"Has the Great Game returned to Centeral Asia after 9/11?," a public lecture by Baktybek Beshimov
From site: News & Events
Date: Wednesday, April 11th, 2012
Time: 7:30 pm
Duration: 1 hour, 30 minutes
Location: Room 150, Center for the Sciences
Sponsored by: Model U.M., International Education, and Political Science Department
Contact: Elizabeth Brewer, Office of International Education / Elizabeth Brewer 608-363-2280
The lecture: "Has the Great Game returned to Central Asia after 9/11?"
Post-Soviet Central Asia is the world’s only region where the interests of great powers such as the U.S, Russia, and China are so tightly and permanently intertwined. The powers' conflicting goals and strategies, however, mean that Central Asian states lack dynamic market economies and strong, secular systems of government. Indeed, Uzbekistan, Kyrgyzstan, and Tajikistan have found themselves on the brink of failure and under the looming threat of Muslim radicalism. Washington primarily has been interested in supporting the sovereignty and independence of Central Asian states and securing its military presence. Russia prefers to contain and control Central Asia as its “zone of privileged interests, while China is setting its sights on further expansion in the region and sees the region as a potential security zone and key energy hub. The leaders and predatory elites of Central Asian states have used the rivalry between these powerful actors for their own gains.

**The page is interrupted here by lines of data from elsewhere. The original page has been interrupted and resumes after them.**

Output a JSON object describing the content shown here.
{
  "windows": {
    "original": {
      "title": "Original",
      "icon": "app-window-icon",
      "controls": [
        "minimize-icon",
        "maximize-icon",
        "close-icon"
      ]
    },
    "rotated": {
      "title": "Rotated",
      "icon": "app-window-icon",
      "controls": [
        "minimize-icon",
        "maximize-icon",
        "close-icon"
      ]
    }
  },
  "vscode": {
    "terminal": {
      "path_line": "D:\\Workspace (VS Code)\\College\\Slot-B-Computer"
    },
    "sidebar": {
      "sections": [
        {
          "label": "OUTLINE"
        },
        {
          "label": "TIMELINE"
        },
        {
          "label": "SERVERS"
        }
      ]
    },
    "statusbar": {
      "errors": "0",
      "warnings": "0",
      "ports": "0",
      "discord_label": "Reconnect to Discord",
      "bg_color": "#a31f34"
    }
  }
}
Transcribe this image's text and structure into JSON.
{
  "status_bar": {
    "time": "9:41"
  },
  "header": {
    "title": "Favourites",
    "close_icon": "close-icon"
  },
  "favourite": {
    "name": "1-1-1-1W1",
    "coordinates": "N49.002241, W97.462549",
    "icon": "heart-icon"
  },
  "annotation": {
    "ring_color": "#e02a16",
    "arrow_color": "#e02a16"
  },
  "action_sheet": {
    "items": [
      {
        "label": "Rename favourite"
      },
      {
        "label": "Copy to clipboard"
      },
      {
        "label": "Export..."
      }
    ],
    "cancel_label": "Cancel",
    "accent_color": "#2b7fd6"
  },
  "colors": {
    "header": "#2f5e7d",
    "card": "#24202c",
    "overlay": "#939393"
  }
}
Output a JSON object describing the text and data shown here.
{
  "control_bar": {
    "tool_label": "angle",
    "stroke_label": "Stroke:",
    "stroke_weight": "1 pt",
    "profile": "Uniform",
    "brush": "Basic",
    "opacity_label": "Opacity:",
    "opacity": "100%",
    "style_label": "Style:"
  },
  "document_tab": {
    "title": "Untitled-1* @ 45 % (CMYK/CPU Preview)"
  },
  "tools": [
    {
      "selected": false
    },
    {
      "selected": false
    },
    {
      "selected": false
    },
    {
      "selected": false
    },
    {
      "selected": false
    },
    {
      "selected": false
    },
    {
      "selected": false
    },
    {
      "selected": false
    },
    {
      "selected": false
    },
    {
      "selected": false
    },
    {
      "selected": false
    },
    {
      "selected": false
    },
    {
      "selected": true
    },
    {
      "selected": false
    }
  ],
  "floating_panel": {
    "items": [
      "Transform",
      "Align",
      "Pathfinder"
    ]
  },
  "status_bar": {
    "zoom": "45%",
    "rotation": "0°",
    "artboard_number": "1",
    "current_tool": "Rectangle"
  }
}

Information on Baktybek Beshimov
Baktybek Beshimov is a Visiting Scholar at Harvard University's Davis Center for Russian and Eurasian Studies and an expert on democracy, liberty, and human rights in Central Asia. A former Provost of American University - Central Asia and President of Osh State University, both in Kyrgzstan, Dr. Beshimov served as a member of parliament of Kyrgyzstan from 2007-2010, as the Krgyz Ambassador to India, Sri Lanka, Bangladesh, and Nepal from 2000-2005, as a member of the parliament of the Kyrgyz Republic from 1998-2000. In the latter position, he played an influential role in shaping Krygyzstan's security strategy, and as a UN program representative, worked on border and economic integration issues in the Ferghana Valley. He comes to Beloit College through the Scholars at Risk Network.
Dr. Beshimov will be accompanied by his wife, Fatima Mendikulova. Currently serving as an intern and program assistant to the Human Rights to Water and Sanitation Program at Harvard University's Carr Center for Human Rights Policy, from 2006-2009 Ms. Mendikulova was theFounder/Director from of “Initiatives for Development” Public Fund (NGO), Bishkek, Kyrgyzstan, a NGO created to tackle issues of unlawful utility shut-offs and to increase knowledge of consumer's right. She also founded and directed, from 1996 to 2000, the "Center for Support of Women's Initiatives in Osh Oblast, Kyrgyzstan to provide training and job development services to women. This work drew on Ms. Mendikulova's expertise in management and human resources.
This event is free and open to the campus and community.